[Exercise objective] This exercise calls for every line of the data below with the string "Ends" in it.

[Extracted information]
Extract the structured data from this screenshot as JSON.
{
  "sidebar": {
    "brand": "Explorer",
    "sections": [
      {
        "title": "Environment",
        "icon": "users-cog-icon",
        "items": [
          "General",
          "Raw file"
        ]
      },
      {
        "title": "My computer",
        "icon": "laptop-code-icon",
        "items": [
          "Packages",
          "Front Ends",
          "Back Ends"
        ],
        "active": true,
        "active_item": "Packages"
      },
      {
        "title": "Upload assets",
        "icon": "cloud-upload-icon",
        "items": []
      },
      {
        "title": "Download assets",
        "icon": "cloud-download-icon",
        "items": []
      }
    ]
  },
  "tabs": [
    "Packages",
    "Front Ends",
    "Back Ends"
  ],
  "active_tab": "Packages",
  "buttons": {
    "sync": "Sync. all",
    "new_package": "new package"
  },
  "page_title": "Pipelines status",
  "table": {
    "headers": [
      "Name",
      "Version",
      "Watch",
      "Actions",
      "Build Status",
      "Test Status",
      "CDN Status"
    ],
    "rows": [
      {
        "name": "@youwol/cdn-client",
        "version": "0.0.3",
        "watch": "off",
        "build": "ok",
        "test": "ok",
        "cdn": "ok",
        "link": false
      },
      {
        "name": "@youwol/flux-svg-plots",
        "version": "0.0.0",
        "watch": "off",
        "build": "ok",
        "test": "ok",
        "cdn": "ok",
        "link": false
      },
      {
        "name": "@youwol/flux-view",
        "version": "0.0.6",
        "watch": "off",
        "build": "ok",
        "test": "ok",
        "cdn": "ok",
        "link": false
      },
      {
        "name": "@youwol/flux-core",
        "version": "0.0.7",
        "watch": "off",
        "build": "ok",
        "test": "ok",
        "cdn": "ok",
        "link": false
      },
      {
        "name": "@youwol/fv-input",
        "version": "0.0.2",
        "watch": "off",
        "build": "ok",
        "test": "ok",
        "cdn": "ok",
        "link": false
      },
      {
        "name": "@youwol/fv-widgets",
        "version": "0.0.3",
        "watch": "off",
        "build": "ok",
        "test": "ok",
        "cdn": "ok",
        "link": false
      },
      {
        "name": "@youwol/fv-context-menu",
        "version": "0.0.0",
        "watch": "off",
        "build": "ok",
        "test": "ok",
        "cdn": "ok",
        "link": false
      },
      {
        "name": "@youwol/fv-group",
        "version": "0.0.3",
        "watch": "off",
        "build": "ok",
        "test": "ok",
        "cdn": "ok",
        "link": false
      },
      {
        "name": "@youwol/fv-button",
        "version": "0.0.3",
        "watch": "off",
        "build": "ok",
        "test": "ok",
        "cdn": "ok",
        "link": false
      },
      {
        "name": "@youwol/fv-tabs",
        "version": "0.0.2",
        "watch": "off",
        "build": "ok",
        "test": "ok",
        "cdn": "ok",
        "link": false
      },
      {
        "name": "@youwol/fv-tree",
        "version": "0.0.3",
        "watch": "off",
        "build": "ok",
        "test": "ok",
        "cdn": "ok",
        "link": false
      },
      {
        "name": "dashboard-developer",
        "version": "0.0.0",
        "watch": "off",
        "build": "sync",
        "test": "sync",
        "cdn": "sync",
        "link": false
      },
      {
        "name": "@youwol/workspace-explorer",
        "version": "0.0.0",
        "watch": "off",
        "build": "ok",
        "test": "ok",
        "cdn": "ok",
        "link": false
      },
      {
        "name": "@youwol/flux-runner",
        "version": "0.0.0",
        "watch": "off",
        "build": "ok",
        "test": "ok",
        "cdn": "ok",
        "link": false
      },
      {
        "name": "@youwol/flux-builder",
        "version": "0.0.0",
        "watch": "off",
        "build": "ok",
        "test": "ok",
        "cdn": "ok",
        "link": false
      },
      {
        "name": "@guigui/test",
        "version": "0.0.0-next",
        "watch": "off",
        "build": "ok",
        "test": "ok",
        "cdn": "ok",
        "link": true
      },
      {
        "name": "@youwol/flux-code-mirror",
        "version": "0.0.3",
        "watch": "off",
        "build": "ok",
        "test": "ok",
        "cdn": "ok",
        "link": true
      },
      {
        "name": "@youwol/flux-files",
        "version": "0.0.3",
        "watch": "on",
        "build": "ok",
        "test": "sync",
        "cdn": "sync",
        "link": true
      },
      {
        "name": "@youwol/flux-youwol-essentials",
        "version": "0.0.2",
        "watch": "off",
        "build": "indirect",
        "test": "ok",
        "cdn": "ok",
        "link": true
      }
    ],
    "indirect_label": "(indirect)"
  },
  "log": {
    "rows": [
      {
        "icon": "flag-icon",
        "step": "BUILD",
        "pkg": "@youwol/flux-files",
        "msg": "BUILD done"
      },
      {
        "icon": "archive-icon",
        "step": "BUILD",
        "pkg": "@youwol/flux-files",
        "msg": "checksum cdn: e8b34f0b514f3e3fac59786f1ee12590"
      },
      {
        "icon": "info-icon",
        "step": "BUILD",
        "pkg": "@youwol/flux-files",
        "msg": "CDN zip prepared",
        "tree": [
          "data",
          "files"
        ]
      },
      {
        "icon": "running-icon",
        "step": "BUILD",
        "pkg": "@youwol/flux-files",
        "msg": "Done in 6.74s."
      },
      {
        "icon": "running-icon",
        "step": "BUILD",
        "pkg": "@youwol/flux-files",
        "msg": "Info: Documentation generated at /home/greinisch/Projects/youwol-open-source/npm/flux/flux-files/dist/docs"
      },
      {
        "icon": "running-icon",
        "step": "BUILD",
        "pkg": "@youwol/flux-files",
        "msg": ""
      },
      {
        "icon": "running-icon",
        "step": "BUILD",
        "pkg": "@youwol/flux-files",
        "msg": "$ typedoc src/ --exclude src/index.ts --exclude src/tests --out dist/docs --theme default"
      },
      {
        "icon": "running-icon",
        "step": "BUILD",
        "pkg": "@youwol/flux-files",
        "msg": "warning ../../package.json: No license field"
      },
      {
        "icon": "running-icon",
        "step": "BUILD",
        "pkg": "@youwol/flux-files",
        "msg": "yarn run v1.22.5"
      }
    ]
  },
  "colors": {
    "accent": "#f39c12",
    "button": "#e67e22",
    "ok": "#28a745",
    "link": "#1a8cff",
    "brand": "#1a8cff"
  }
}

[Result below]
          "Front Ends",
          "Back Ends"
    "Front Ends",
    "Back Ends"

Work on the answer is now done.